Records for the exercise:
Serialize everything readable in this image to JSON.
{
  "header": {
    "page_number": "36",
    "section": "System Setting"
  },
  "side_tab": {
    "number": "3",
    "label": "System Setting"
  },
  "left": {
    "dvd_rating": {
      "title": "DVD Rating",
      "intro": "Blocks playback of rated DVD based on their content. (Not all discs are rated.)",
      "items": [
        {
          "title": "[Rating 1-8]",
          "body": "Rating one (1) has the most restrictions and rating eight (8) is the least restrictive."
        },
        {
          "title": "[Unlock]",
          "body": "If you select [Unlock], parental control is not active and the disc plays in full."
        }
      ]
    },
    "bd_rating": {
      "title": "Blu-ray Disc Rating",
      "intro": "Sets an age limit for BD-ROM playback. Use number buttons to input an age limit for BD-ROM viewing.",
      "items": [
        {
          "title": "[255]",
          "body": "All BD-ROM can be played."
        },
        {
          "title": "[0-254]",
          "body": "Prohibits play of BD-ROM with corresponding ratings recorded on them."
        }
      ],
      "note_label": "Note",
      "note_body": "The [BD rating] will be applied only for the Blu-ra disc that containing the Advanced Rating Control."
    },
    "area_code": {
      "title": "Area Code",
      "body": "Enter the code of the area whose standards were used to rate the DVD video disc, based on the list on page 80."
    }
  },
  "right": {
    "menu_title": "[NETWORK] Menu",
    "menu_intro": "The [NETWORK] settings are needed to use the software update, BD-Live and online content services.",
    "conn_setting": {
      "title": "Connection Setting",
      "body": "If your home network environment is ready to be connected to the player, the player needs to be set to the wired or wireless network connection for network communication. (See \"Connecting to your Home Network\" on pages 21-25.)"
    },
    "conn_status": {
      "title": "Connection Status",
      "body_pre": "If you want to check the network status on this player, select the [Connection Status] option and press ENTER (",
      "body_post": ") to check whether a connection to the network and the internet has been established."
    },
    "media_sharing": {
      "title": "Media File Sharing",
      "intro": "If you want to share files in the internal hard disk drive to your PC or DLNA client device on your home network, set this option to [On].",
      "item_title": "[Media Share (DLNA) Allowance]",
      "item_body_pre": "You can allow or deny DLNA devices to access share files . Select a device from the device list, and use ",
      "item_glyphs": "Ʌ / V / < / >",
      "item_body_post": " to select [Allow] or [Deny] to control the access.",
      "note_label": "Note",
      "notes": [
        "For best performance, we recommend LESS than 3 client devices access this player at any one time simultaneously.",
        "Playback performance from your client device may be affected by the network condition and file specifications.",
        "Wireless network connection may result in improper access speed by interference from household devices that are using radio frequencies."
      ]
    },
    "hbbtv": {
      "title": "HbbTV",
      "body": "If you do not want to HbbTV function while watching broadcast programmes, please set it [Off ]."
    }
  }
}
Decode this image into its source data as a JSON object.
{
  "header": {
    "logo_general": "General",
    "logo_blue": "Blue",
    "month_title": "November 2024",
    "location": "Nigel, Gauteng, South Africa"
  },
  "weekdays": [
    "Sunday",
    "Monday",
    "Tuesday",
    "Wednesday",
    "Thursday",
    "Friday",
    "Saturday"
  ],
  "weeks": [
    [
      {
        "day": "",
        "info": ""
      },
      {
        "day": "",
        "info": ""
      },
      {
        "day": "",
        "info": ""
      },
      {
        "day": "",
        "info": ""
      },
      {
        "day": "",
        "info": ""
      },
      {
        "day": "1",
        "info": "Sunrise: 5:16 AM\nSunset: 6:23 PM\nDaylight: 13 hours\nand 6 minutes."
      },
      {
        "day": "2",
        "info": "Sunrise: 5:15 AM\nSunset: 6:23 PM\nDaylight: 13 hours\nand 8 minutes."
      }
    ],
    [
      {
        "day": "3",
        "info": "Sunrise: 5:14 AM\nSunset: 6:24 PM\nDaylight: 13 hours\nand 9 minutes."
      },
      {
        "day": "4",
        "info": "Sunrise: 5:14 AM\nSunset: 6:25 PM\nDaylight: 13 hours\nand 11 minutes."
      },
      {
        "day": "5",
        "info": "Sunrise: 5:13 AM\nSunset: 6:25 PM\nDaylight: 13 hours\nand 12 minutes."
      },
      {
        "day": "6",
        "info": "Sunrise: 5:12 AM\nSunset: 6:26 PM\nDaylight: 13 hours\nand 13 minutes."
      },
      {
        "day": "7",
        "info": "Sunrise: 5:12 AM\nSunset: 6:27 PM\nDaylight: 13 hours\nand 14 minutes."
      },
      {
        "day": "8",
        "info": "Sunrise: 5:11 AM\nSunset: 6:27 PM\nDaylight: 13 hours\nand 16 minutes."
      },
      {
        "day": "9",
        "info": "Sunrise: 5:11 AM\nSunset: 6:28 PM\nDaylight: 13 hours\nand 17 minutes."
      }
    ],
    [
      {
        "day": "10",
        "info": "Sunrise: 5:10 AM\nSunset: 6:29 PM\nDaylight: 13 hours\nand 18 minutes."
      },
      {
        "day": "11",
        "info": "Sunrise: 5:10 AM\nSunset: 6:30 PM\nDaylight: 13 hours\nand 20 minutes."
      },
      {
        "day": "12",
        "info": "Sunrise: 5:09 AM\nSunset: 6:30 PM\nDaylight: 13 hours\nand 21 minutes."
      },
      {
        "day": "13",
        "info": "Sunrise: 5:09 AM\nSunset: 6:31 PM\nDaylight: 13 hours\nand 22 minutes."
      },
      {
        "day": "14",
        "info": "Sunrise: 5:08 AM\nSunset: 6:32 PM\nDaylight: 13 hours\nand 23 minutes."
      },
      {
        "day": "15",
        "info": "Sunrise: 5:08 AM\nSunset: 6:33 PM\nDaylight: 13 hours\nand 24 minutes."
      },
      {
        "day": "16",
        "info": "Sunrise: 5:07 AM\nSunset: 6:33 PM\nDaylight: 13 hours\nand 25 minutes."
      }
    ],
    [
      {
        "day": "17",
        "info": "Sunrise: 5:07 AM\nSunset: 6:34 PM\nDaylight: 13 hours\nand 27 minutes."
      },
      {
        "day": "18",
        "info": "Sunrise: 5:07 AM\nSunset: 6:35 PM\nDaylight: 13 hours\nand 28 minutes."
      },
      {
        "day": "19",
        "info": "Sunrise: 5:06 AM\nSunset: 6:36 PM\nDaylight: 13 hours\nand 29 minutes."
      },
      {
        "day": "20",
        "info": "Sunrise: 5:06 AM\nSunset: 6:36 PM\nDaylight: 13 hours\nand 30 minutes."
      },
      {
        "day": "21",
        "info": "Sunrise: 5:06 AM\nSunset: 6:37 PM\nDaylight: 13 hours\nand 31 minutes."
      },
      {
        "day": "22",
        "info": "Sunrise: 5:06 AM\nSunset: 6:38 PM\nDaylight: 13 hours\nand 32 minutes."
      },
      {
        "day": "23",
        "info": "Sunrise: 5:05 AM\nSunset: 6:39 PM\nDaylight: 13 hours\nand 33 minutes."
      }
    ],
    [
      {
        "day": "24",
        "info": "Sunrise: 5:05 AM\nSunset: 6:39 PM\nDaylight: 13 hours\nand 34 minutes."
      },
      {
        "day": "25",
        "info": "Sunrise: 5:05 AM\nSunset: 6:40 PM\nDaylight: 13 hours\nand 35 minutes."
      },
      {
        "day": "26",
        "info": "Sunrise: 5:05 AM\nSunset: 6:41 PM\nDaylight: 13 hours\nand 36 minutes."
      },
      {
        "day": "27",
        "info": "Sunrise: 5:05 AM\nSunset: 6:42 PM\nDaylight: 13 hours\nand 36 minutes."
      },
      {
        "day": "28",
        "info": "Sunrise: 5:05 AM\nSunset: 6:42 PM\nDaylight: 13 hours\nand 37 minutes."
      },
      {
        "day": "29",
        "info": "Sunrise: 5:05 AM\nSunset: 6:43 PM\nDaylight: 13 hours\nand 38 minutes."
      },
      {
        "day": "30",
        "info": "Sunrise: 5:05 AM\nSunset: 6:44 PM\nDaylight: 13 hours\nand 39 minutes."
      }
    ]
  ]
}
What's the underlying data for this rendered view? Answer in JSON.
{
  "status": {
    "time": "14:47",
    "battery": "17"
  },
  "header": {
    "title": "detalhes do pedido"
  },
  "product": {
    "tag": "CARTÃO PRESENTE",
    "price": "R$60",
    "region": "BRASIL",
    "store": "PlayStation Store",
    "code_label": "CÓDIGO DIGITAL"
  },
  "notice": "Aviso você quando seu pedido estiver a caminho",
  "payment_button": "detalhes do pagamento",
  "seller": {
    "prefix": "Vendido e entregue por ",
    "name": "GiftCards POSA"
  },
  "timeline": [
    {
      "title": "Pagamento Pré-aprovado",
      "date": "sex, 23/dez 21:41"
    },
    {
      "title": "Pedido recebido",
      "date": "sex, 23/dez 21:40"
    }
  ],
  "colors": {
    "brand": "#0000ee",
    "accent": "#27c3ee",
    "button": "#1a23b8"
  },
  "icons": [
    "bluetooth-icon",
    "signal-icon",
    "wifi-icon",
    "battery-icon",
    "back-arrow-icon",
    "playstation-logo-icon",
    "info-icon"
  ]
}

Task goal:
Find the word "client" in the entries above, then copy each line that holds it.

Response area:
      "intro": "If you want to share files in the internal hard disk drive to your PC or DLNA client device on your home network, set this option to [On].",
        "For best performance, we recommend LESS than 3 client devices access this player at any one time simultaneously.",
        "Playback performance from your client device may be affected by the network condition and file specifications.",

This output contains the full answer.